It has been an unusual week. Through the winter I buzz around getting on with things but there comes a point in summer when I have to slow down,
take things gently and drink plenty of fluids. Some of that I have managed but the head is still convinced it can do more than the weather will allow.
It results in a certain hot-headedness that has nothing to do with temperature and isn't eased by wearing a hat. It coincides with the start of the hardcore
holiday season which adds substantially to the traffic. One might have thought that sitting idly in a comfortable seat on a sunny day would be a lovely
relaxing thing to do. Sadly when it is a comfortable driving seat that isn't the case.
I have never seen the garden this dry. Large Hydrangea have started to wilt and there is nothing that can be done about it except hope for rain.
Forunately I have reckless moments when I plant things that are entirely unsuited to this garden. Acanthus spinosus was one of them. It grows in southern
Europe from Italy to western Turkey and does best in the sun in the UK. I planted it in the herbaceous border three or four years ago and it has grown large
and leafy, but this is the first time it has flowered, encouraged by the flagging and wilting going on around it.
27th July 2014
The Disa have also been appreciating the warm weather.
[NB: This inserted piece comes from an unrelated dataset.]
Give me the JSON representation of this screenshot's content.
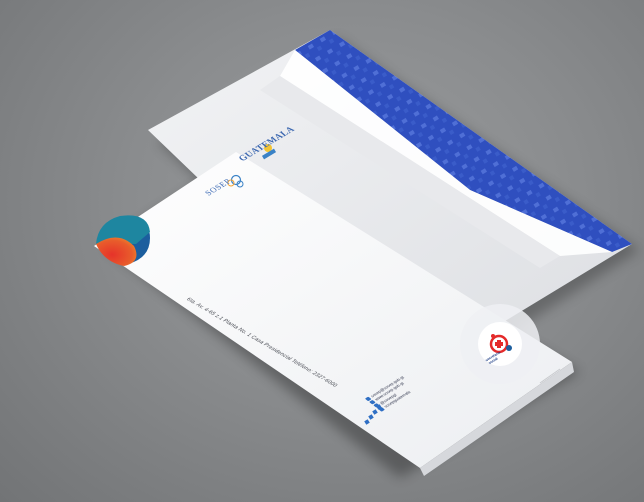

They stand with their feet in water so there is no chance of them wilting. I seem to spend
most of my evenings making sure they stand with their feet in water but sitting at the end of a hose is more relaxing than sitting in traffic and I haven't yet
felt homicidal amongst the Disa.
A few years ago I made the hybrid D. Trata (D.tripetaloides x D.aurata). I sowed a tray of seed, gave away a fair bit and was still left with
a good pinch in the bottom of the envelope which is a lot of orchid seed (the equivalent of three lorryloads of conkers). I didn't like to waste it, so I
scattered it on the top of the Sarracenia pots where a few germinated and from time to time I get a flower spike like this.
The pleasure is heightened by their random appearance and the fact that I have done next to nothing to encourage it. I have dozens of trays of seedlings
from last year to keep me busy so this is not going to be a Disa hybridising year but I might produce some seed of D. uniflora to scatter
among the Sarracenia for the entertainement value.
27th July 2014
Hedychium densiflorum EN 562
The Hedychium are having a complex year. They love the heat but hate the drought. As a result they have good strong canes growing very slowly.
The first of them have started to flower and are barely two feet tall. If they could be kept to that size reliably they would be a lot more useful in gardens.
In the greenhouse, within reach of the hose, they are already twice that size with no sign of buds forming yet.
This is a form from Nepal, selected by Edward Needham. He found it growing among plants of (what would later be named) 'Sorung'. It may be the same
clone as 'Embossed Leaf' which was later distributed from his garden. I can't tell them apart but I haven't had a close look recently, without my glasses I
could be overlooking something obvious.
27th July 2014
There are a number of Hemerocallis in the garden that have escaped from the clutches of their labels and flower in enthusiastic anonymity. From time to time
I remember to check the old pictures while they are in flower but I don't make much progress. It is a source of mild irritation but it is not the absence
of a name that bothers me, it is the fact that I have lost it.
The absence of a name is an exciting thing. This came to me as a small seedling marked "Neomarica sp. Parana, Brazil". Although I am very fond of
Neomarica I was fairly sure the name was wrong. This plant had pleated leaves while Neomarica has sturdy flat arching leaves. I hoped it might
be a Tigridia of some sort (in which case it would die under my care while being 'interesting'). The first flower opened blue and closed again within an hour
so this morning I got out of bed early to get a picture. The process was fraught with difficulty, but I think it is the photograph that is blurred, not the photographer.
It should continue to produce short lived flowers for a week or so, I will probably get another chance later. Although there are some lilac and purple Tigridia,
this was enough to identify it as Cypella coelestis which grew here for a few years on a sunny bank before a hard winter killed it (so long ago that the sunny bank
is now a shaded slope). This time it will stay in the greenhouse and I will hope that a sheet of plastic is sufficient to convince it that it is still in Brazil.